Word for word, restate all of the entries.

> _Data to examine_:
☆ ☆ ☆ ☆ ☆ ☆ ☆
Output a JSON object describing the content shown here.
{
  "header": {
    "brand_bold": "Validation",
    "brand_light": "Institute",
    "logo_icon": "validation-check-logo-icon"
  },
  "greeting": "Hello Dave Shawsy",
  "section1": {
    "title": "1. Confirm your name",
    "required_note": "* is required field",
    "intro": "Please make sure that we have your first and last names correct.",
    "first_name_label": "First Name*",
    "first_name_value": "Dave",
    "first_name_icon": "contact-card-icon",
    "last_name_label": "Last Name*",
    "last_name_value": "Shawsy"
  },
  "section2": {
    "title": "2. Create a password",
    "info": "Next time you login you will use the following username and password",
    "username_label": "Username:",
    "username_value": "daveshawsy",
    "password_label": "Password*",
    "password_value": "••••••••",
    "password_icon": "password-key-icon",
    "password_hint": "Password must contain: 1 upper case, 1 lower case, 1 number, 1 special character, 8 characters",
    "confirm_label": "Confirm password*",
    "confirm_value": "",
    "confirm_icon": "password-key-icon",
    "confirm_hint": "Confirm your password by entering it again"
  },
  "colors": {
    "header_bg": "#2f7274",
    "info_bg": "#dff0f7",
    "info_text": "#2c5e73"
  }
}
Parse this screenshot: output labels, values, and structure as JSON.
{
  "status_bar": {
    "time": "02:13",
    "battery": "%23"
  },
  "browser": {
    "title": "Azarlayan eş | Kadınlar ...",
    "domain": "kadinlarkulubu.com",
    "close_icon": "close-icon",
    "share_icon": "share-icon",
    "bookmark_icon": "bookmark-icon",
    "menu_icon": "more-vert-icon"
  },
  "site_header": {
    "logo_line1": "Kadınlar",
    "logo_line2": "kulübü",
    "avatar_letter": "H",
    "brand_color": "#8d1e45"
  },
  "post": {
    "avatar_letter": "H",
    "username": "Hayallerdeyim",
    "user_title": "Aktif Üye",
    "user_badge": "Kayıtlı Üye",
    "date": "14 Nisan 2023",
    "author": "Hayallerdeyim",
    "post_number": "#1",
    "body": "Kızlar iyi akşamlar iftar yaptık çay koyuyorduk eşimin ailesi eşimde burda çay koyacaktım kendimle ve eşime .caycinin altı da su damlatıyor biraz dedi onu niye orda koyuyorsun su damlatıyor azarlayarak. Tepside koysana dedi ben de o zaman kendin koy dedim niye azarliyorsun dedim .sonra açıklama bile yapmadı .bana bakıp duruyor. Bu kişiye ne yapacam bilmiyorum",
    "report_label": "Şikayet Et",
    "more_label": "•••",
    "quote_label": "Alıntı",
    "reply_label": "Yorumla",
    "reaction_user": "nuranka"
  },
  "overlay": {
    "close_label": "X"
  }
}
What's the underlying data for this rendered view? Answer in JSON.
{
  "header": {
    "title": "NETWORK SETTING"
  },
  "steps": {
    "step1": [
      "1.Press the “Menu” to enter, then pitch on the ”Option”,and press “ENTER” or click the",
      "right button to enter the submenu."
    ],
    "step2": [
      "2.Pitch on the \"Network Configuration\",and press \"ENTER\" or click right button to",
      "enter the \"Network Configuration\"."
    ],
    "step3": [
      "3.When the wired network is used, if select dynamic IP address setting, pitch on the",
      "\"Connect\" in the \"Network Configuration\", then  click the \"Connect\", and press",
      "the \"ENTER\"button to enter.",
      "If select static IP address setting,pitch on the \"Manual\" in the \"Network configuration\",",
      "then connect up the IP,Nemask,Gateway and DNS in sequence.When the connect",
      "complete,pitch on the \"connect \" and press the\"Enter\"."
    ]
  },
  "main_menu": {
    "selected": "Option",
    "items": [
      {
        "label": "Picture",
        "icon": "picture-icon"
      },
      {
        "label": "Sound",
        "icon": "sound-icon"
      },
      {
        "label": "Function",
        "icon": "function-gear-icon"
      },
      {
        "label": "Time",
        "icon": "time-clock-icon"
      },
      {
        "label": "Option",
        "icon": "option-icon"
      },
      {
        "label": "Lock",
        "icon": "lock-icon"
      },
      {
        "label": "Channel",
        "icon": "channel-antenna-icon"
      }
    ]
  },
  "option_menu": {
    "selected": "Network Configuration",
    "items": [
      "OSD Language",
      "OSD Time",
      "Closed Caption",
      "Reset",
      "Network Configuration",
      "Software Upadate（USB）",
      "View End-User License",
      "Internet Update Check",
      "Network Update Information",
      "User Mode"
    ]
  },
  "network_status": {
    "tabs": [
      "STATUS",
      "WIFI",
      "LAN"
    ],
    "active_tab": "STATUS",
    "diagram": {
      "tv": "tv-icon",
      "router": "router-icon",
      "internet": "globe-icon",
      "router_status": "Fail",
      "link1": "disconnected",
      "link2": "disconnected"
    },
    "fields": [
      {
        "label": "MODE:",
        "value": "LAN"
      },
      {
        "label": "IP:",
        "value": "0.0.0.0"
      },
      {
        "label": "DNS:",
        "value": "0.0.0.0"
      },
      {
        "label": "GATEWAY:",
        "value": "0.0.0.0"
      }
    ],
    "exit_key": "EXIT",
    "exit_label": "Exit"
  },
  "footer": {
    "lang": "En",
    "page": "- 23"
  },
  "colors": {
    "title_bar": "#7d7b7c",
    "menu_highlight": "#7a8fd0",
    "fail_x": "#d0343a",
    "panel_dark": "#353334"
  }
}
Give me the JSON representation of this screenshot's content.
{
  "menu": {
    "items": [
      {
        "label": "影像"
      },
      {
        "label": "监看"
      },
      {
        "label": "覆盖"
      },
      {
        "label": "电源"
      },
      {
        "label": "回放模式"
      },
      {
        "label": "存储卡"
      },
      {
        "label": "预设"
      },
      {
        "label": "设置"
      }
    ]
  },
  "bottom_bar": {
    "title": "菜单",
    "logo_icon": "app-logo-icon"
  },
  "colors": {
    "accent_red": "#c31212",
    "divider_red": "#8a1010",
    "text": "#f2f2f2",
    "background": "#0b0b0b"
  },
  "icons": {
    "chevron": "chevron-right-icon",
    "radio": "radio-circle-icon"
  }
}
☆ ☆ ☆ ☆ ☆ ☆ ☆
> _Response area_:
Output a JSON object describing the content shown here.
{
  "header": {
    "brand_bold": "Validation",
    "brand_light": "Institute",
    "logo_icon": "validation-check-logo-icon"
  },
  "greeting": "Hello Dave Shawsy",
  "section1": {
    "title": "1. Confirm your name",
    "required_note": "* is required field",
    "intro": "Please make sure that we have your first and last names correct.",
    "first_name_label": "First Name*",
    "first_name_value": "Dave",
    "first_name_icon": "contact-card-icon",
    "last_name_label": "Last Name*",
    "last_name_value": "Shawsy"
  },
  "section2": {
    "title": "2. Create a password",
    "info": "Next time you login you will use the following username and password",
    "username_label": "Username:",
    "username_value": "daveshawsy",
    "password_label": "Password*",
    "password_value": "••••••••",
    "password_icon": "password-key-icon",
    "password_hint": "Password must contain: 1 upper case, 1 lower case, 1 number, 1 special character, 8 characters",
    "confirm_label": "Confirm password*",
    "confirm_value": "",
    "confirm_icon": "password-key-icon",
    "confirm_hint": "Confirm your password by entering it again"
  },
  "colors": {
    "header_bg": "#2f7274",
    "info_bg": "#dff0f7",
    "info_text": "#2c5e73"
  }
}
Parse this screenshot: output labels, values, and structure as JSON.
{
  "status_bar": {
    "time": "02:13",
    "battery": "%23"
  },
  "browser": {
    "title": "Azarlayan eş | Kadınlar ...",
    "domain": "kadinlarkulubu.com",
    "close_icon": "close-icon",
    "share_icon": "share-icon",
    "bookmark_icon": "bookmark-icon",
    "menu_icon": "more-vert-icon"
  },
  "site_header": {
    "logo_line1": "Kadınlar",
    "logo_line2": "kulübü",
    "avatar_letter": "H",
    "brand_color": "#8d1e45"
  },
  "post": {
    "avatar_letter": "H",
    "username": "Hayallerdeyim",
    "user_title": "Aktif Üye",
    "user_badge": "Kayıtlı Üye",
    "date": "14 Nisan 2023",
    "author": "Hayallerdeyim",
    "post_number": "#1",
    "body": "Kızlar iyi akşamlar iftar yaptık çay koyuyorduk eşimin ailesi eşimde burda çay koyacaktım kendimle ve eşime .caycinin altı da su damlatıyor biraz dedi onu niye orda koyuyorsun su damlatıyor azarlayarak. Tepside koysana dedi ben de o zaman kendin koy dedim niye azarliyorsun dedim .sonra açıklama bile yapmadı .bana bakıp duruyor. Bu kişiye ne yapacam bilmiyorum",
    "report_label": "Şikayet Et",
    "more_label": "•••",
    "quote_label": "Alıntı",
    "reply_label": "Yorumla",
    "reaction_user": "nuranka"
  },
  "overlay": {
    "close_label": "X"
  }
}
What's the underlying data for this rendered view? Answer in JSON.
{
  "header": {
    "title": "NETWORK SETTING"
  },
  "steps": {
    "step1": [
      "1.Press the “Menu” to enter, then pitch on the ”Option”,and press “ENTER” or click the",
      "right button to enter the submenu."
    ],
    "step2": [
      "2.Pitch on the \"Network Configuration\",and press \"ENTER\" or click right button to",
      "enter the \"Network Configuration\"."
    ],
    "step3": [
      "3.When the wired network is used, if select dynamic IP address setting, pitch on the",
      "\"Connect\" in the \"Network Configuration\", then  click the \"Connect\", and press",
      "the \"ENTER\"button to enter.",
      "If select static IP address setting,pitch on the \"Manual\" in the \"Network configuration\",",
      "then connect up the IP,Nemask,Gateway and DNS in sequence.When the connect",
      "complete,pitch on the \"connect \" and press the\"Enter\"."
    ]
  },
  "main_menu": {
    "selected": "Option",
    "items": [
      {
        "label": "Picture",
        "icon": "picture-icon"
      },
      {
        "label": "Sound",
        "icon": "sound-icon"
      },
      {
        "label": "Function",
        "icon": "function-gear-icon"
      },
      {
        "label": "Time",
        "icon": "time-clock-icon"
      },
      {
        "label": "Option",
        "icon": "option-icon"
      },
      {
        "label": "Lock",
        "icon": "lock-icon"
      },
      {
        "label": "Channel",
        "icon": "channel-antenna-icon"
      }
    ]
  },
  "option_menu": {
    "selected": "Network Configuration",
    "items": [
      "OSD Language",
      "OSD Time",
      "Closed Caption",
      "Reset",
      "Network Configuration",
      "Software Upadate（USB）",
      "View End-User License",
      "Internet Update Check",
      "Network Update Information",
      "User Mode"
    ]
  },
  "network_status": {
    "tabs": [
      "STATUS",
      "WIFI",
      "LAN"
    ],
    "active_tab": "STATUS",
    "diagram": {
      "tv": "tv-icon",
      "router": "router-icon",
      "internet": "globe-icon",
      "router_status": "Fail",
      "link1": "disconnected",
      "link2": "disconnected"
    },
    "fields": [
      {
        "label": "MODE:",
        "value": "LAN"
      },
      {
        "label": "IP:",
        "value": "0.0.0.0"
      },
      {
        "label": "DNS:",
        "value": "0.0.0.0"
      },
      {
        "label": "GATEWAY:",
        "value": "0.0.0.0"
      }
    ],
    "exit_key": "EXIT",
    "exit_label": "Exit"
  },
  "footer": {
    "lang": "En",
    "page": "- 23"
  },
  "colors": {
    "title_bar": "#7d7b7c",
    "menu_highlight": "#7a8fd0",
    "fail_x": "#d0343a",
    "panel_dark": "#353334"
  }
}
Give me the JSON representation of this screenshot's content.
{
  "menu": {
    "items": [
      {
        "label": "影像"
      },
      {
        "label": "监看"
      },
      {
        "label": "覆盖"
      },
      {
        "label": "电源"
      },
      {
        "label": "回放模式"
      },
      {
        "label": "存储卡"
      },
      {
        "label": "预设"
      },
      {
        "label": "设置"
      }
    ]
  },
  "bottom_bar": {
    "title": "菜单",
    "logo_icon": "app-logo-icon"
  },
  "colors": {
    "accent_red": "#c31212",
    "divider_red": "#8a1010",
    "text": "#f2f2f2",
    "background": "#0b0b0b"
  },
  "icons": {
    "chevron": "chevron-right-icon",
    "radio": "radio-circle-icon"
  }
}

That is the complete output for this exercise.